But God’s breath does not always feel so gentle. By the 27th chapter of Job, we have seen Job suffer one loss after another. He has debated the goodness of God endlessly with his friends even as they point to evidence to the contrary. It is amazing then that Job reminds them that it is God who gives life when he says in Job 27:3:
…As long as my breath is in me and the spirit of God is in my nostrils…
Even after suffering calamity after calamity, Job maintains the integrity of his steadfast belief in God’s goodness.
The God that breathes life into us is a God who loves us. Even when all around us seems to go wrong, the breath of life remains. When we feel God is absent, we sigh and in sighing, we next draw in a deep breath. God does not desert us but goes with us and surrounds us with the breath of life.
It is hard to believe in things we can’t see and can’t hold. Reach out and grab the air. It isn’t possible, is it? The air we seek to hold flows out freely in all directions to all God’s people.
If it is cool where you live, go outside and breathe into the early morning or night air. Watch as your breath appears before you and then dissipates. Breathe in deeply and feel the coolness of the air as it goes into your body. Imagine multitudes of others doing the same thing. God is present for each of us and all of us even to the point of being in the air we breathe.
None of us feels good 24-7. Some of us are dealing with the growing pains of the teen years when our bodies spurt to new heights too quickly for our joints and puberty leaves us in strangers’ bodies. Some of us have the aches and pains that come with ageing and the unfamiliar behaviors of menopause. Some of us have respiratory illnesses or digestive distress. Others are dealing with cancer, chronic neurological conditions, physical disabilities, mental illness, and terminal illness. The list of disabilities and disease in our communities, our nation and our world is long. Wellness can seem elusive.
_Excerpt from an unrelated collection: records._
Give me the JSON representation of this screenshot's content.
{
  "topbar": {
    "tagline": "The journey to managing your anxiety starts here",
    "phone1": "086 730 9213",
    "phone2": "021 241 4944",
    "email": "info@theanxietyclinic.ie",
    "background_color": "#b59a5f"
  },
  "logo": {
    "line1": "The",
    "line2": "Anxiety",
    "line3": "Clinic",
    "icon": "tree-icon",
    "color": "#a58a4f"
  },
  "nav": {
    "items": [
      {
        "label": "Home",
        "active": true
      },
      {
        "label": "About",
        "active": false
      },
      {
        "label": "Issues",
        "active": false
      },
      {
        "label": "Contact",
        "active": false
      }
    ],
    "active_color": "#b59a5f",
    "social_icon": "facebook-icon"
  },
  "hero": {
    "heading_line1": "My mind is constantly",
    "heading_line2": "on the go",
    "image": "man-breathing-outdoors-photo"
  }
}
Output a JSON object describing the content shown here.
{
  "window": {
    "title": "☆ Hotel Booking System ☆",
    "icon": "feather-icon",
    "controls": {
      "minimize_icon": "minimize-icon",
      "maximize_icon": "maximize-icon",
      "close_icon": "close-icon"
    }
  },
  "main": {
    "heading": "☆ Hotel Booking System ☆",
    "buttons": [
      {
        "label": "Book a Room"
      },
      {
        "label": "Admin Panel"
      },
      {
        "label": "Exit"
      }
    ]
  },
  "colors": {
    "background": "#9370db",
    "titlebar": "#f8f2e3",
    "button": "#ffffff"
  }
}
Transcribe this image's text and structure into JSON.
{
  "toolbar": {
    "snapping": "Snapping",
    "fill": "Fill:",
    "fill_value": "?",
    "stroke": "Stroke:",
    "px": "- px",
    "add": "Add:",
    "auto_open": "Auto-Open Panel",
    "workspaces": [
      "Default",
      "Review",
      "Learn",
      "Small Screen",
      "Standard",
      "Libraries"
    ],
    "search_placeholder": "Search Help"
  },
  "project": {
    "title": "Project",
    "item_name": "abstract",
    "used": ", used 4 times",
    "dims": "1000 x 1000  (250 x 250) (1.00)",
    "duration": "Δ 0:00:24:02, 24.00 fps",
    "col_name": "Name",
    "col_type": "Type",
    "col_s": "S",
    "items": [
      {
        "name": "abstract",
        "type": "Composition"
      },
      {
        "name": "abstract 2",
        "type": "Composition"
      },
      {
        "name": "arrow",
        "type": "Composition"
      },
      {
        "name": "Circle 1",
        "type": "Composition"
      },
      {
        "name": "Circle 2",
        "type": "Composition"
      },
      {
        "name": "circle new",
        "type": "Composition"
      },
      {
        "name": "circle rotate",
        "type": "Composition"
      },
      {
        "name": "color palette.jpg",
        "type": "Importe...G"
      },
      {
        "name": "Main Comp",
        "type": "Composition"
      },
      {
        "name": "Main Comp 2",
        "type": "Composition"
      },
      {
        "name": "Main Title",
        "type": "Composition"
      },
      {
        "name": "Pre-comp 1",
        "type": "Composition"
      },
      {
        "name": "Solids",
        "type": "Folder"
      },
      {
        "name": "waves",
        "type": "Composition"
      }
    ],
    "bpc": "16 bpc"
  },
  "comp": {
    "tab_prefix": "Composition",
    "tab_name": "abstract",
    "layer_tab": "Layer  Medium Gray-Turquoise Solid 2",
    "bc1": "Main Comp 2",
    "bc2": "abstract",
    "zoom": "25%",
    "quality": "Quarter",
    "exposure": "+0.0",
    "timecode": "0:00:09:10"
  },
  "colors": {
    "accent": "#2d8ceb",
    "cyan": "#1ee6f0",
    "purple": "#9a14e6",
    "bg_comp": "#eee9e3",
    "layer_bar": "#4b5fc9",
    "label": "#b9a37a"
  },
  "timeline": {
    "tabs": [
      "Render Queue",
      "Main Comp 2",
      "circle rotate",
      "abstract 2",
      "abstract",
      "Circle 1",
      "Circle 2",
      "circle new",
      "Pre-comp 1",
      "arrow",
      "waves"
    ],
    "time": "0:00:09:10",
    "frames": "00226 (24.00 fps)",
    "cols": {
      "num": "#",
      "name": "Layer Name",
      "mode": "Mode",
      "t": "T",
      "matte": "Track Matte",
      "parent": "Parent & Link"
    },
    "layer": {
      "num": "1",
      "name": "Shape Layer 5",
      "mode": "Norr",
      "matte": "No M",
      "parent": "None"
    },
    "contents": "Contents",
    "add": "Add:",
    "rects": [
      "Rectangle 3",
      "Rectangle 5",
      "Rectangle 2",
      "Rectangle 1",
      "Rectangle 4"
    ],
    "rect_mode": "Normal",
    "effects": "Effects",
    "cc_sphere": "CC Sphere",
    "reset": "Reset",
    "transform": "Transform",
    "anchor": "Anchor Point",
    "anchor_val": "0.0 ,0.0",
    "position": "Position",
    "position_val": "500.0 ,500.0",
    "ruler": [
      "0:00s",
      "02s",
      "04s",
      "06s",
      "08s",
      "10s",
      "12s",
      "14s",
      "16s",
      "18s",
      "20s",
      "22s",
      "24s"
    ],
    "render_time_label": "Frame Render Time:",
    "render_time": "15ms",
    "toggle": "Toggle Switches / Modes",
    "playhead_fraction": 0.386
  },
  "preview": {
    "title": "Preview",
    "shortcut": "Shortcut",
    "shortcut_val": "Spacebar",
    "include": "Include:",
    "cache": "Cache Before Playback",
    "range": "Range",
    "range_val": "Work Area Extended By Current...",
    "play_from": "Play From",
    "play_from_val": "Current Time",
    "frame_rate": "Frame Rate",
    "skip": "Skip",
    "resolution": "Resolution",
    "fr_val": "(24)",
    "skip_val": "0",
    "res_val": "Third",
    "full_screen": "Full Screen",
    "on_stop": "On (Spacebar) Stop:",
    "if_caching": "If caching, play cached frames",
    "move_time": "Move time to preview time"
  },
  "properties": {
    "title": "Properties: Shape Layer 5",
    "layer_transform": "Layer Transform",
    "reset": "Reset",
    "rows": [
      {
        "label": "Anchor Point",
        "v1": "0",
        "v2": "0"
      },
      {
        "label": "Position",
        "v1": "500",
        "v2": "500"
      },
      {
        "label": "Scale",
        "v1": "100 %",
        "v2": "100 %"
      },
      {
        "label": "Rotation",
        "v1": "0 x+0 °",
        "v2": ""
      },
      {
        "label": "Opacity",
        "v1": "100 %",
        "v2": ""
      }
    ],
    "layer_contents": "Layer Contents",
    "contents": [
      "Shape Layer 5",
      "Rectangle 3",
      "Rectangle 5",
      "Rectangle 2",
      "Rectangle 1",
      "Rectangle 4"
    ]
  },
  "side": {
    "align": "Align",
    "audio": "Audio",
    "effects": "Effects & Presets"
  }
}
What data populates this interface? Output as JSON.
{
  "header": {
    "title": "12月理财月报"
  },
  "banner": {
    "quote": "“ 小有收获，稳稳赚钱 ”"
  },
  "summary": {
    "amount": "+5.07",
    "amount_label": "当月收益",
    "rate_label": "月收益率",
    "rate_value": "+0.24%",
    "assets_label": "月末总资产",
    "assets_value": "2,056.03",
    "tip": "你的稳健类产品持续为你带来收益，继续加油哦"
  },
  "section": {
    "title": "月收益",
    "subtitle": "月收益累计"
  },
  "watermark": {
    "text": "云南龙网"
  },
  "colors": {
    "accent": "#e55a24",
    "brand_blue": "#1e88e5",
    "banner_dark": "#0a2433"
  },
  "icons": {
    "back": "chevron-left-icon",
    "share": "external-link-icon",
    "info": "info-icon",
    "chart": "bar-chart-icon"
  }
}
The God who breathed life into the first humans, breathes life into us today. Let us ask God to breathe on us, giving us life anew to meet the challenges we face as souls housed in bodies that get sick, bodies that sometimes fail us and the ones we love. God’s breath is all around us.
This article appeared in Response Magazine in the November 2005 issue
United Methodist Deaconess Dana Jones of White Plains, N.Y., was the editor of Response magazine for 15 years and now coordinates an arts-justice ministry in her community.
Copyright © 2005 Women's Division of the United Methodist Church. Used by Permission.